Whenever a line in the entries includes the word "Vzdělávací", copy that line out.

• • • • •

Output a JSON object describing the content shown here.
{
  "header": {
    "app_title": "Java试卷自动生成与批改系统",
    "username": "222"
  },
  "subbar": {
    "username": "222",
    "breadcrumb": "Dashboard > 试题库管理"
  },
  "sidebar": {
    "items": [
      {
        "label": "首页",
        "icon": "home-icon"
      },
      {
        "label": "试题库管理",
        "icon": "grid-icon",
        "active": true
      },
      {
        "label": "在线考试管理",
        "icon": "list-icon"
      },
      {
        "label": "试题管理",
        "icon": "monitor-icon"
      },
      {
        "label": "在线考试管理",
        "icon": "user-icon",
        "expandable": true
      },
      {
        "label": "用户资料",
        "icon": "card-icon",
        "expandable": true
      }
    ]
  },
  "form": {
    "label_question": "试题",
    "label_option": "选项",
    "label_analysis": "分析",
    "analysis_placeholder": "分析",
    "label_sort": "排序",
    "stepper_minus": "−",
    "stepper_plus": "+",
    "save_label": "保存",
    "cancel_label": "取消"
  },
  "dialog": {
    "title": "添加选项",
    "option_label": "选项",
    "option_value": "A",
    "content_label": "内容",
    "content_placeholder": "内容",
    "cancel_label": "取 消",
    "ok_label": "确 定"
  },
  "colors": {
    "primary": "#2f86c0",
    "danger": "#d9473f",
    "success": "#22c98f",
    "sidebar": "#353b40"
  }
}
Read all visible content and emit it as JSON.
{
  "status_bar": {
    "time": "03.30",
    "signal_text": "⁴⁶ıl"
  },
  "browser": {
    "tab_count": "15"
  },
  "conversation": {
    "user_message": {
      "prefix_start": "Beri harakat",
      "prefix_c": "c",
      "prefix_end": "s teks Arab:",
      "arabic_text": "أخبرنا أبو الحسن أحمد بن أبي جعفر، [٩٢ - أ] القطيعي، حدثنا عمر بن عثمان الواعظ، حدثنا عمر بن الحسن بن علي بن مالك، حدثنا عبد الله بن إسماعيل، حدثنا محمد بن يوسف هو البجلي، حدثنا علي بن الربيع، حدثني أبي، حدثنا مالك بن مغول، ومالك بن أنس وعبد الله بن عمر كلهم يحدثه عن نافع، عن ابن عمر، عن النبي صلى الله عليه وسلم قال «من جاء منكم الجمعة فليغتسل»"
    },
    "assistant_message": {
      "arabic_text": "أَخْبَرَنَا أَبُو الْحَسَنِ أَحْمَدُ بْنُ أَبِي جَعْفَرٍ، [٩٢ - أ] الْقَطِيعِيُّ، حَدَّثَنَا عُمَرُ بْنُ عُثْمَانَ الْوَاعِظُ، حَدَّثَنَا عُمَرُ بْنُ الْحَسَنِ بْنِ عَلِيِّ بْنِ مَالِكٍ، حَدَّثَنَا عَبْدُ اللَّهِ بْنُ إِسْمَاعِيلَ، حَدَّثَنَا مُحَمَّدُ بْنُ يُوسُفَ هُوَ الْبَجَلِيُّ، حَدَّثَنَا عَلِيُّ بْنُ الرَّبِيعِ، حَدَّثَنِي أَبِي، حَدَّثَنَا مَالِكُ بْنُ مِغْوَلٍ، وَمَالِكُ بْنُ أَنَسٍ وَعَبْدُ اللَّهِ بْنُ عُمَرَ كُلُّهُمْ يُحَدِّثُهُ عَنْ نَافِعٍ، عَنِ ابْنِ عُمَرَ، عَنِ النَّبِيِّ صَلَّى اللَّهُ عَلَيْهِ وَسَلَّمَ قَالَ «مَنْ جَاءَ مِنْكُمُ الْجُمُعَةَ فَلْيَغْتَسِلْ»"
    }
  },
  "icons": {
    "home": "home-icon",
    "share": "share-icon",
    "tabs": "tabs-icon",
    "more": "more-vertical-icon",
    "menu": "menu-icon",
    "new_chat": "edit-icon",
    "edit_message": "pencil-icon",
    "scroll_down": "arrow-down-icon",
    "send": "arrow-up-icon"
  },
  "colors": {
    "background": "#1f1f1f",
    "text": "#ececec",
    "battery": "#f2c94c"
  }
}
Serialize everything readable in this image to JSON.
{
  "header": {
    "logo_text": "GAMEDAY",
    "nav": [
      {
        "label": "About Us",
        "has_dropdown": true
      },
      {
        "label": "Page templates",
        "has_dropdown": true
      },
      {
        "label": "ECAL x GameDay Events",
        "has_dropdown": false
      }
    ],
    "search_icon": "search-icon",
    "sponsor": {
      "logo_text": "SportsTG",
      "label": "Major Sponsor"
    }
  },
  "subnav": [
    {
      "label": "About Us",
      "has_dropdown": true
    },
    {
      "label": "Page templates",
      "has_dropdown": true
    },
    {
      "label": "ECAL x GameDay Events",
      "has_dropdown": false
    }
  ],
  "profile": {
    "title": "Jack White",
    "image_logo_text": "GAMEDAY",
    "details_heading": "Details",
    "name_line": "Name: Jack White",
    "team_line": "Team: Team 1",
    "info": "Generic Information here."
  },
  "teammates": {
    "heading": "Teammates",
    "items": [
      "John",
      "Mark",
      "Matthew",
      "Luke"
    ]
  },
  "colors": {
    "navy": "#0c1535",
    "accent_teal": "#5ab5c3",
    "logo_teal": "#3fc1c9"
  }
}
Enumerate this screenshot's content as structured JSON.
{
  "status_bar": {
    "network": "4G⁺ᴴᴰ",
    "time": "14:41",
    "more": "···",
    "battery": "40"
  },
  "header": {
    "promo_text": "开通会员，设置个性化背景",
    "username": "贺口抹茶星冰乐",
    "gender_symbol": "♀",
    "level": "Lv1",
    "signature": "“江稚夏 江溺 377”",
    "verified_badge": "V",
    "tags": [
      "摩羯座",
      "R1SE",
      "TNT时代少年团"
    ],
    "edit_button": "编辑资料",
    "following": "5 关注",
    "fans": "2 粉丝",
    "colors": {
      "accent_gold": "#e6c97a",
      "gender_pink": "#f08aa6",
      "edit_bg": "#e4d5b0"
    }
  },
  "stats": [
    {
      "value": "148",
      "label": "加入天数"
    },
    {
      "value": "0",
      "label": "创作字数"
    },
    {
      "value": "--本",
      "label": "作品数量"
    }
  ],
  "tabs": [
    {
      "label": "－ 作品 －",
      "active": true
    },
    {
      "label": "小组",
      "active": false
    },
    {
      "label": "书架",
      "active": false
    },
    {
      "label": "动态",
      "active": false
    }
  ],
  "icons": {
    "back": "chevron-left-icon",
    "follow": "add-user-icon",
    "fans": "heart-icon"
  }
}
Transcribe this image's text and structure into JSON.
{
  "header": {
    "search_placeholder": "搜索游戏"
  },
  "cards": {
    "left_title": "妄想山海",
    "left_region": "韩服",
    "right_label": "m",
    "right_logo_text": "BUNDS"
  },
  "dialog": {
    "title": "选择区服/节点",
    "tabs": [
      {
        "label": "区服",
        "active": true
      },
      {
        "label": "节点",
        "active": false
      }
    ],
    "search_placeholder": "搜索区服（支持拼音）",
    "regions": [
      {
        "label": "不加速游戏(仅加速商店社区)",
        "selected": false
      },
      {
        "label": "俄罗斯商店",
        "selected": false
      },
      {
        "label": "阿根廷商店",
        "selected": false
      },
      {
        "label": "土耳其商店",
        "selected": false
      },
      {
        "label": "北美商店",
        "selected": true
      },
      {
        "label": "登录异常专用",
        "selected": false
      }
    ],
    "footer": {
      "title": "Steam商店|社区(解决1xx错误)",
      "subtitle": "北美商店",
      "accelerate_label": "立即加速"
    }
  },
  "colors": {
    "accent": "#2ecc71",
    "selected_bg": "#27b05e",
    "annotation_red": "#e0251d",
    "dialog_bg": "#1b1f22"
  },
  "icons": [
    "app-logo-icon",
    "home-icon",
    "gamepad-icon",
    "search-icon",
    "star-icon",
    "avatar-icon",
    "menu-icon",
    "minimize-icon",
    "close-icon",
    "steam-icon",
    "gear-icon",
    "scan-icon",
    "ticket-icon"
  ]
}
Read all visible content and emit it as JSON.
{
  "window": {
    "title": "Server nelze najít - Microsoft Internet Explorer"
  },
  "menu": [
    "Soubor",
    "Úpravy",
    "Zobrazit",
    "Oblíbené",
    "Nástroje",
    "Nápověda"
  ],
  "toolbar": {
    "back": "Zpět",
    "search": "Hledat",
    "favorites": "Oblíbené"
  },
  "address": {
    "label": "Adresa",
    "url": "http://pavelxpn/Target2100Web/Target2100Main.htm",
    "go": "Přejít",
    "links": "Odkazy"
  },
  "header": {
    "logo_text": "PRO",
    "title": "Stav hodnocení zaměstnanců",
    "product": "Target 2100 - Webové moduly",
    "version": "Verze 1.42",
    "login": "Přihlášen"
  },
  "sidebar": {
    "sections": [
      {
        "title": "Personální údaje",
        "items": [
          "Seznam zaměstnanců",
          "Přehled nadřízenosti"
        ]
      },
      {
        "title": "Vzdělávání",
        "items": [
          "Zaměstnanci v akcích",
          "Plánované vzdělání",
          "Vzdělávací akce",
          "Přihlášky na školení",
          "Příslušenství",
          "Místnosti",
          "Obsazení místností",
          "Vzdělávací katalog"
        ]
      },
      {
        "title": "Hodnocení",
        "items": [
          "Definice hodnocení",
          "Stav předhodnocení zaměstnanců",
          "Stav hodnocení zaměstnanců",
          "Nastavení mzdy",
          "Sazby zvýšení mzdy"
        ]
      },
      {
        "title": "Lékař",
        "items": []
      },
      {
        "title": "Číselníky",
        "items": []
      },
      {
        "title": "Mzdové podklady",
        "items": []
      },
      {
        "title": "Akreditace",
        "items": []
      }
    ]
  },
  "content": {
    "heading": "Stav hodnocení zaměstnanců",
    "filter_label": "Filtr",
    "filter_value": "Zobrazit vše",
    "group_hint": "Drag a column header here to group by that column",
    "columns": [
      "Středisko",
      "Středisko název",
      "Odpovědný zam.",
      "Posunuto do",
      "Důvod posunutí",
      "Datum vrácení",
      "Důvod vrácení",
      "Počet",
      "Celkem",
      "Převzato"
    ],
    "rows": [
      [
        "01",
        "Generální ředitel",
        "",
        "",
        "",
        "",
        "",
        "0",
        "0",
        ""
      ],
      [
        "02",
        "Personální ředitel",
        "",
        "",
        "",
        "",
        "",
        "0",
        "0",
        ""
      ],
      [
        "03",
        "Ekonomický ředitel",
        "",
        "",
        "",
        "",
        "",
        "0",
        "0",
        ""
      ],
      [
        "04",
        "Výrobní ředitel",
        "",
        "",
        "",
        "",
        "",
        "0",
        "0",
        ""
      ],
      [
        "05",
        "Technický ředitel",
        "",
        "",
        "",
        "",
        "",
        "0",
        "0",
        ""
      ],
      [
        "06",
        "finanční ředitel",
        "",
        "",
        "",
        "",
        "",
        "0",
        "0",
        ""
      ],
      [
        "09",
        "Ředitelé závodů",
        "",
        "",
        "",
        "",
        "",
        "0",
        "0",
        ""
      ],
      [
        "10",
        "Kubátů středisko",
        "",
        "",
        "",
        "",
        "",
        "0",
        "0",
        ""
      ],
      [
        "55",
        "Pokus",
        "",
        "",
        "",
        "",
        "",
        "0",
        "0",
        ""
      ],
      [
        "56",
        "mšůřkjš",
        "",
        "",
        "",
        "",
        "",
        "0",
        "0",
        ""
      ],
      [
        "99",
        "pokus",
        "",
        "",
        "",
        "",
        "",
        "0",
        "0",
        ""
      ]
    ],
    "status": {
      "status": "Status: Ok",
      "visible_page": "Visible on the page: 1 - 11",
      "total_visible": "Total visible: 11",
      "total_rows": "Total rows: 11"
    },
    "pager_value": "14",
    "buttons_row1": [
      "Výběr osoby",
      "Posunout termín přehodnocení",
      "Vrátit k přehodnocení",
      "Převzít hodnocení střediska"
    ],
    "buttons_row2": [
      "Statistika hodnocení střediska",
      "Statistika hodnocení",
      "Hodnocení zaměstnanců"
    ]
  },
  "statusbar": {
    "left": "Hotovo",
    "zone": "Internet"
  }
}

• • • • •

RESULT:
          "Vzdělávací akce",
          "Vzdělávací katalog"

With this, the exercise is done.